Although Arthur L. Horwich, M.D., prefers to spend as much of his time as possible in the lab, he made a happy exception on April 6, when he traveled to The Rockefeller University in New York City to accept the Wiley Prize in Biomedical Sciences. The prize is given by the Wiley Foundation, which was established in 2001 by John Wiley & Sons, a 200-year-old publisher of scientific, technical and medical books and online services.
Horwich, the Eugene Higgins Professor of Genetics and Pediatrics and a Howard Hughes Medical Institute investigator, was honored along with Franz-Ulrich Hartl, M.D., Dr.Med., of the Max Planck Institute of Biochemistry in Germany for their significant contributions to understanding how proteins fold. Scientists have long wondered how proteins make the transformation from chains of amino acids to three-dimensional structures whose specific shape determines their function. Over the last 17 years, Horwich and Hartl’s labs have helped unravel this mystery.

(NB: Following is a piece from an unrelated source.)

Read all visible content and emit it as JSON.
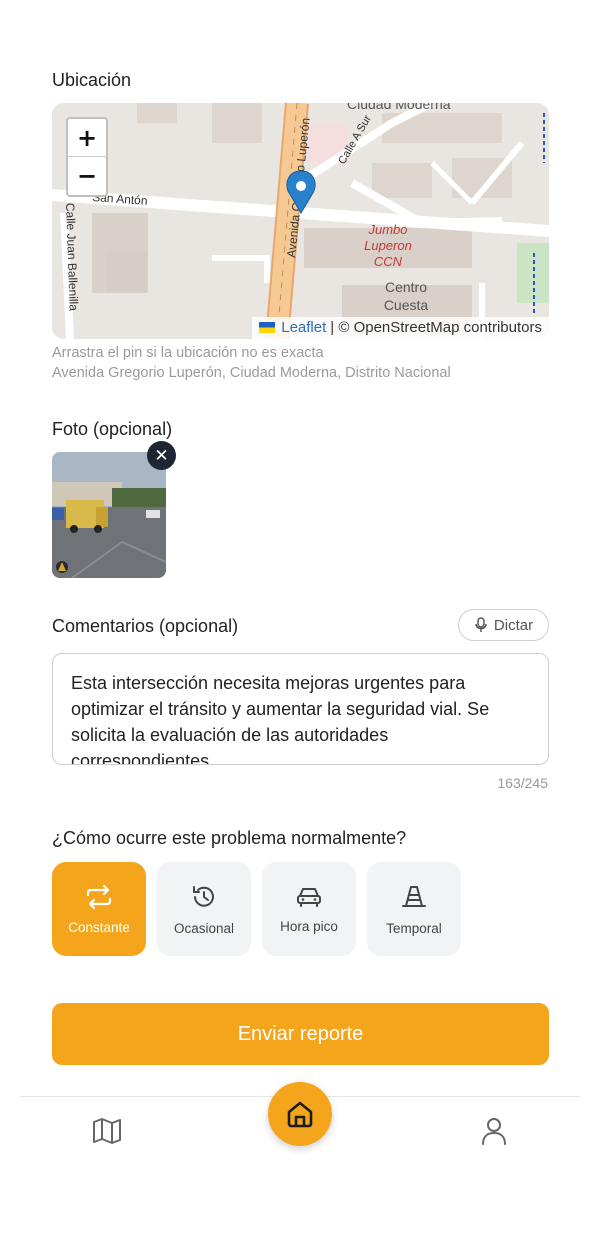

“In some respects it’s a recognition of our field,” says Horwich. “People are beginning to recognize that chaperone-type machines are significant and play a significant role in the cell.” Horwich and Hartl will divide a $25,000 grant, and each gave a special lecture at Rockefeller.
In 1989, building on the work of Nobel prize-winning biochemist Christian B. Anfinsen, Ph.D., who showed that folding instructions are encoded in the sequence of amino acids that make up proteins, Horwich’s lab, in a collaboration with Hartl and his postdoctoral mentor Walter Neupert, reported in the journal Nature that a specialized mitochondrial protein called Hsp60 acts as a protein-folding “machine.” Because of this protein’s helping role, it was soon dubbed a “chaperonin.” Horwich and Hartl and their colleagues then went on to elucidate the mechanism of action of the machine using the bacterial relative called GroEL.

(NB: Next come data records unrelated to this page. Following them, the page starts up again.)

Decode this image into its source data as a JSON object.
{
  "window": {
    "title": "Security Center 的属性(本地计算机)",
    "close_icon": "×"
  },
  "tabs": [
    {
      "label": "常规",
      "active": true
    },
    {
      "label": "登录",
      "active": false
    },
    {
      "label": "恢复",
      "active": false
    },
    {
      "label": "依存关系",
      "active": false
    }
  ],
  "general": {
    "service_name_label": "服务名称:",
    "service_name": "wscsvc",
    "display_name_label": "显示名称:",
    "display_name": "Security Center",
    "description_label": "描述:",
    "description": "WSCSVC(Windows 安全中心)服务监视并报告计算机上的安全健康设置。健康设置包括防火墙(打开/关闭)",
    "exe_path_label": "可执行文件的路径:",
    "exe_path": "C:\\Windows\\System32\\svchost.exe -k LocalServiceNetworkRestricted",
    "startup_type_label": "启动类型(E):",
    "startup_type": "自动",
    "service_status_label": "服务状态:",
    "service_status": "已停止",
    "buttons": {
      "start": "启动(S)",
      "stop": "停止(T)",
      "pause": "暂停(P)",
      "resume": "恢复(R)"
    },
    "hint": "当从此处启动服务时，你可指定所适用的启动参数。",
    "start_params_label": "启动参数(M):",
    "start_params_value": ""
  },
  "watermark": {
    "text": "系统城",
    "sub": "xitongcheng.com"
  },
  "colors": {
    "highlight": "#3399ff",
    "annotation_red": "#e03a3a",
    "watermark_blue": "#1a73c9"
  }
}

Chaperonins are double-ringed molecules that assist in protein folding by binding unfolded proteins in an open ring and then encapsulating them under a cooperating “lid” structure (GroES) where they can fold without sticking to each other. This prevention of aggregation is an important function because such aggregates can harm the cell as in a number of neurodegenerative diseases. The two rings of a chaperonin take turns binding and folding proteins so that as one ring finishes a folding reaction, the other takes over with a new “substrate” polypeptide.
Oftentimes a protein does not fold properly with one passage into the machine and will be released from it without having reached folded form; the machine then will the bind the non-folded chain and attempt once again to correctly fold it. This process of cycling consumes cellular energy in the form of adenosine triphosphate, or atp, which binds to the machine to enable the encapsulation step and then hydrolyzes thereafter, allowing release of polypeptide.
“Art’s work has beautifully demonstrated that the notion that all proteins can fold unassisted is simply wrong. In fact, emerging evidence from his lab suggests that in the absence of the protein-folding machines he has discovered and characterized, cellular life is impossible,” says Richard P. Lifton, M.D., Ph.D., chair and Sterling Professor of Genetics and professor of medicine and molecular biophysics and biochemistry. “His work has truly revolutionized our understanding of the most fundamental aspects of cellular physiology.”
It remains unclear why the chaperone machines are unable to prevent a number of neurodegenerative diseases in which protein misfolding occurs, like Alzheimer’s Disease, Parkinson’s Disease, Huntington’s Disease, and mad cow disease, and these days Horwich has turned his attention to such diseases. In one approach, his group is seeking to elucidate the structure of fibrillar aggregates formed in one such disease, so-called amyloid. He is also working on a model of amyotrophic lateral sclerosis, a paralyzing movement disorder, known also as Lou Gehrig’s disease, which is in some cases caused by misfolding of a specific enzyme, superoxide dismutase. Work in microscopic nematode worms has shown that misfolding of this particular protein causes a paralyzing disorder in them as well.
Horwich and Hartl have also won the 2004 International Award from Canada’s Gairdner Foundation, which recognizes outstanding achievements in biomedical research, and the 2006 Stein and Moore Award from The Protein Society. Horwich was elected to the National Academy of Sciences in 2003 and was named a fellow of the American Association for the Advancement of Science last year.
Horwich has been a member of the medical school faculty since 1984, when he joined as an assistant professor of genetics. Now, as a full professor in the same department, he works as a bi-coastal scientist, splitting his time between New Haven and the Scripps Research Institute in La Jolla, Ca. He holds an A.B. and M.D. from Brown University and completed his residency and internship in pediatrics at Yale-New Haven Hospital.